Dataset rows describing interfaces

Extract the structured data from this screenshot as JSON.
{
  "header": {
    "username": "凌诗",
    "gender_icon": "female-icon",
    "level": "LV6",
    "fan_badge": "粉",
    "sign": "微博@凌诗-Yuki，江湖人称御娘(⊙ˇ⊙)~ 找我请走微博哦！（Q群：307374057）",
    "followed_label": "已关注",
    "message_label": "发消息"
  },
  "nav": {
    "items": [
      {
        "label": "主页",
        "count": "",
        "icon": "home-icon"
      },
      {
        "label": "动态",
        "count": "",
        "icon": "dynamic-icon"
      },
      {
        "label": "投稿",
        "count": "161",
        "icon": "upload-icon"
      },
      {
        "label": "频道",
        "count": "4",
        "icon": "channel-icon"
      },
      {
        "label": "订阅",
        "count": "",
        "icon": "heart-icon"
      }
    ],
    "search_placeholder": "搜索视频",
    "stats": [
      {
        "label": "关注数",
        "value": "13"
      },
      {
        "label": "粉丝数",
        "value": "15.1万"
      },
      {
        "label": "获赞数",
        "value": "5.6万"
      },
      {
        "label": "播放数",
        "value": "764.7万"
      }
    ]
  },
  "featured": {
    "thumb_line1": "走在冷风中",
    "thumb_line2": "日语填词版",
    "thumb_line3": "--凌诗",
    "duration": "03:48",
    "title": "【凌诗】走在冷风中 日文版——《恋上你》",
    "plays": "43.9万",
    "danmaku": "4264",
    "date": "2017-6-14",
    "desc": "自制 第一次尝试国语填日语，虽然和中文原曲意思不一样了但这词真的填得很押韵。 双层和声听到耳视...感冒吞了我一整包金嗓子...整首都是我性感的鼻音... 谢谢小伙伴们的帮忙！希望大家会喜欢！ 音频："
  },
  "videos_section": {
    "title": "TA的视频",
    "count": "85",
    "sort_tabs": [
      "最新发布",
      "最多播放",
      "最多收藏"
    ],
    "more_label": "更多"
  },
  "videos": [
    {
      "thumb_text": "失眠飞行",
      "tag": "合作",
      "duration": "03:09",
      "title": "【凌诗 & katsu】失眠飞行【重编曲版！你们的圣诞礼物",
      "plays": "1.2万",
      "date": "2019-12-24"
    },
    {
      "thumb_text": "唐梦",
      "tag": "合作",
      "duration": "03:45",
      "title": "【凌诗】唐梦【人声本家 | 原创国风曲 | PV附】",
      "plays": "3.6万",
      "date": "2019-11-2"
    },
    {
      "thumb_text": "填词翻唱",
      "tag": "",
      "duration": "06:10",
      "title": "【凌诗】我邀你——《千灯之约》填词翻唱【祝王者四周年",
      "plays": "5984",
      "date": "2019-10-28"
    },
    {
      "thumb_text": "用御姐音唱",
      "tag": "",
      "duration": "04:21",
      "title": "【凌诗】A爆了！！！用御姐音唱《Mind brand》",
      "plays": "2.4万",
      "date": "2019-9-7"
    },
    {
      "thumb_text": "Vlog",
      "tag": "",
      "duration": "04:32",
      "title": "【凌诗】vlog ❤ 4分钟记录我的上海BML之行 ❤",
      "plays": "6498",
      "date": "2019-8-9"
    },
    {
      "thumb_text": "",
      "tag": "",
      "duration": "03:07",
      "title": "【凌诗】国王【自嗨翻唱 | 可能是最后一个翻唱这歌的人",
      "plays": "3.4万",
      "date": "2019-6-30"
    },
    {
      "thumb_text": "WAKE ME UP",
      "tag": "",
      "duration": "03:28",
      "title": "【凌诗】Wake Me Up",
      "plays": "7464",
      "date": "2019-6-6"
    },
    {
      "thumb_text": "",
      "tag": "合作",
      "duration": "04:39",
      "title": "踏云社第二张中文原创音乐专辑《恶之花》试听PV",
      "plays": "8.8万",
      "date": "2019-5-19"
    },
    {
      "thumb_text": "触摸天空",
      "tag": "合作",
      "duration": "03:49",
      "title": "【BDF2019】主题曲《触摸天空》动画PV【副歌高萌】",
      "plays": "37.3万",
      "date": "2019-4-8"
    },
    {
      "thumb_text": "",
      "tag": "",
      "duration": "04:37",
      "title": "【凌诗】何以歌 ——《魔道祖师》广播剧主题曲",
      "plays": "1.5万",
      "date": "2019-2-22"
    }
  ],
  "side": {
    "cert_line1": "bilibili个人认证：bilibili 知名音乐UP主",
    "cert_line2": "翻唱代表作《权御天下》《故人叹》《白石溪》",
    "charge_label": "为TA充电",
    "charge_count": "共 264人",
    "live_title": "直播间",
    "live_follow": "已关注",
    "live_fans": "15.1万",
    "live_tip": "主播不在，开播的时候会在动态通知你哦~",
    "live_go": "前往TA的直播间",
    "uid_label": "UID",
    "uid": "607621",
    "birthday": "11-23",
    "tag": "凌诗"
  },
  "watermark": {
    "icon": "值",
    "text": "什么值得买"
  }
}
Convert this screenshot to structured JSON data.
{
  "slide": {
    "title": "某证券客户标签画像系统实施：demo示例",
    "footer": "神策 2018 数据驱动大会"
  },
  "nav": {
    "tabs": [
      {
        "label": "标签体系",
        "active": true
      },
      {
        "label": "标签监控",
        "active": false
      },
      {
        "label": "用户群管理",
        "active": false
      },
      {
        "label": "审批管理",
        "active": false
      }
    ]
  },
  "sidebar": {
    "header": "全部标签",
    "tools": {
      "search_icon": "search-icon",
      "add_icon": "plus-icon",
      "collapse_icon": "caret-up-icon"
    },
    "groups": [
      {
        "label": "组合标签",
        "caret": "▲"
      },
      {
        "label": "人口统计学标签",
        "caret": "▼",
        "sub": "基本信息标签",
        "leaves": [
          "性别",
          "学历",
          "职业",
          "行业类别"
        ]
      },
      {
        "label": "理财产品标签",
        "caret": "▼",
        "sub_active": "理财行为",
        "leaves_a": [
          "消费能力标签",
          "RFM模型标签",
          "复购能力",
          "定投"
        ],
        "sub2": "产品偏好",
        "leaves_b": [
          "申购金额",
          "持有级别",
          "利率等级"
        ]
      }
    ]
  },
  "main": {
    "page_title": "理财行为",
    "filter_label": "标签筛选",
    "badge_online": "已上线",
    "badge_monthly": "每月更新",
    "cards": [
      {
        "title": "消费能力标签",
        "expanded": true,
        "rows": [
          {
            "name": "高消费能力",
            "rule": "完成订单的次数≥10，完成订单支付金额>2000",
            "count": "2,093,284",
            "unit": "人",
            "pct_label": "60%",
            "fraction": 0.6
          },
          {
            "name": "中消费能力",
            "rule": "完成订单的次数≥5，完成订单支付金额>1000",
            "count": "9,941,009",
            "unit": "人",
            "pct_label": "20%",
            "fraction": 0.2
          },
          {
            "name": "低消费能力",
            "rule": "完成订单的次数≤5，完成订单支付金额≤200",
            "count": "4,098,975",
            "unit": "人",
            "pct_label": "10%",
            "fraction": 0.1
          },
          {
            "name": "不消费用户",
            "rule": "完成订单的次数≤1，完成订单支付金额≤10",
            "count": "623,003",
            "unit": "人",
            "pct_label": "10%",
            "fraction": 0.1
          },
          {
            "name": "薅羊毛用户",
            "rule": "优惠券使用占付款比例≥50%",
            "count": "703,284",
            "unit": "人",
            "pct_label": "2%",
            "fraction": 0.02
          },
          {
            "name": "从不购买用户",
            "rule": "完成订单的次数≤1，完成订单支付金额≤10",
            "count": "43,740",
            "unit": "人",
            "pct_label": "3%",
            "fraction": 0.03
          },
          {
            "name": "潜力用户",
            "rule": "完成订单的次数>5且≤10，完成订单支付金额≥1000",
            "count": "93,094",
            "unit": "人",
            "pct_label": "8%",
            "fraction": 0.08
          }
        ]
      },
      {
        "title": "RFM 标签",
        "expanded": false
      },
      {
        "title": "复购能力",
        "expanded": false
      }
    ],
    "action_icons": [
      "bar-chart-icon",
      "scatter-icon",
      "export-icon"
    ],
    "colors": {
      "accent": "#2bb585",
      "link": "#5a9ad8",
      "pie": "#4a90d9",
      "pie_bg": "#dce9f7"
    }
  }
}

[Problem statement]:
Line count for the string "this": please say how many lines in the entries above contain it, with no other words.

[Answer to the exercise]:
2